Discard is a word that I don’t often use. I throw things away. I toss things out. Occasionally, I say I dispose of something. But the only time I remember using the word discard was when I would play cards with my parents and discard those suites or numbers or face cards that were of no value to my hand.
So what language do we use when the thing that we are getting rid of – the thing that has no value to us – is a child? Do we throw that child away? Do we toss that child out? Do we dispose of that child?
I have a cousin whose parents divorced when she was very young. No doubt divorced because her father was beating her mother. I suspect my aunt ended her marriage to protect her children.
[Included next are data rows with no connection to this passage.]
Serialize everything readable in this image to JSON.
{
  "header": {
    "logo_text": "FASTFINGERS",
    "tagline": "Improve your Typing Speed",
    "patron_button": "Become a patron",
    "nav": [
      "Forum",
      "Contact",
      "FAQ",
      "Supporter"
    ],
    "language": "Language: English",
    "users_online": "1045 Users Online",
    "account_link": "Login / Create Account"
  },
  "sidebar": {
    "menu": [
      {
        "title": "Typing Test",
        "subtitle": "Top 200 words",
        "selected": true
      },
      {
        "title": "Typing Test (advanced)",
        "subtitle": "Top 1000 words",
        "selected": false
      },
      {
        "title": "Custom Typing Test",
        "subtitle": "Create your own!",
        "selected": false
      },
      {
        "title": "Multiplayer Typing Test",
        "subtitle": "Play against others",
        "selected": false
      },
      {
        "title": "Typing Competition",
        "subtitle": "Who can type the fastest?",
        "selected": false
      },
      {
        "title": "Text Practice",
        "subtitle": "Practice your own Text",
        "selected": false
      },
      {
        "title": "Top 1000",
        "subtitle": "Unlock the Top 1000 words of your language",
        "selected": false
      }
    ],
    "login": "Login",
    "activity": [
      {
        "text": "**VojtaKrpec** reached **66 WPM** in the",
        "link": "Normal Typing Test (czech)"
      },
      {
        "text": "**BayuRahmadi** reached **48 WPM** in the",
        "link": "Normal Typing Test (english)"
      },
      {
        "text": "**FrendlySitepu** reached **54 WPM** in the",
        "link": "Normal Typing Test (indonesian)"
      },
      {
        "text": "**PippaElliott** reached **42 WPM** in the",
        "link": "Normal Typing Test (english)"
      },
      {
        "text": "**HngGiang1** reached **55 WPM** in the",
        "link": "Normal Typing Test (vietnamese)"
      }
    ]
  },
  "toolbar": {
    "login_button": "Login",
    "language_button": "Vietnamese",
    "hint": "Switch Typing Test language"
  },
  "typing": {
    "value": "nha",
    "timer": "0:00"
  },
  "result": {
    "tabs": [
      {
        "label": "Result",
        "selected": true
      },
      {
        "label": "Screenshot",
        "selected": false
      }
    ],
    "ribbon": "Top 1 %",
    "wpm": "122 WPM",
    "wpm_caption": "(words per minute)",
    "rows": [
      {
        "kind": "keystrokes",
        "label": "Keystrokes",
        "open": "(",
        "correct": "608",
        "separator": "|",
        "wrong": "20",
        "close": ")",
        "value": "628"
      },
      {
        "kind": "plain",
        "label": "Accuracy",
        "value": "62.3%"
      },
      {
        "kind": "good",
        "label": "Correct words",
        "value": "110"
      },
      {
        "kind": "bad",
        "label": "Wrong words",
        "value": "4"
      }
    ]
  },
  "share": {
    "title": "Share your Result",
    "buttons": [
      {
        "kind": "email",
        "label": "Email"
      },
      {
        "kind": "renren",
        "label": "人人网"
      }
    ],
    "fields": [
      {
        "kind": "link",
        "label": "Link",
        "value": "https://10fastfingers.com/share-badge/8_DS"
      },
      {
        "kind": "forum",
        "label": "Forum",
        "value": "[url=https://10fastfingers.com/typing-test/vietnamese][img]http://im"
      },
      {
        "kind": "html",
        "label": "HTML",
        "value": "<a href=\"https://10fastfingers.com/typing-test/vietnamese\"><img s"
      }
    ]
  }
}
But when my aunt developed a terminal illness and died shortly after her divorce, neither she, nor my family, nor the legal system could protect my cousin and her little sister. My cousins were returned to the custody of their father who abused them horribly for years until the courts could no longer ignore the physical signs of abuse, and they were eventually permanently removed from their father’s home.
That was 40 years ago, but the anguish still exists for my cousin. At this point, it probably will never ease. One thing she does, however, to occupy her time – and probably to occupy her thoughts – is to make fleece blankets for children who are abused, sick, or orphaned. She makes these oh-so-warm blankets for us to bring to foster homes and orphanages in
We delivered some of these blankets to
Although none of the children can communicate with words, an eight-year-old girl in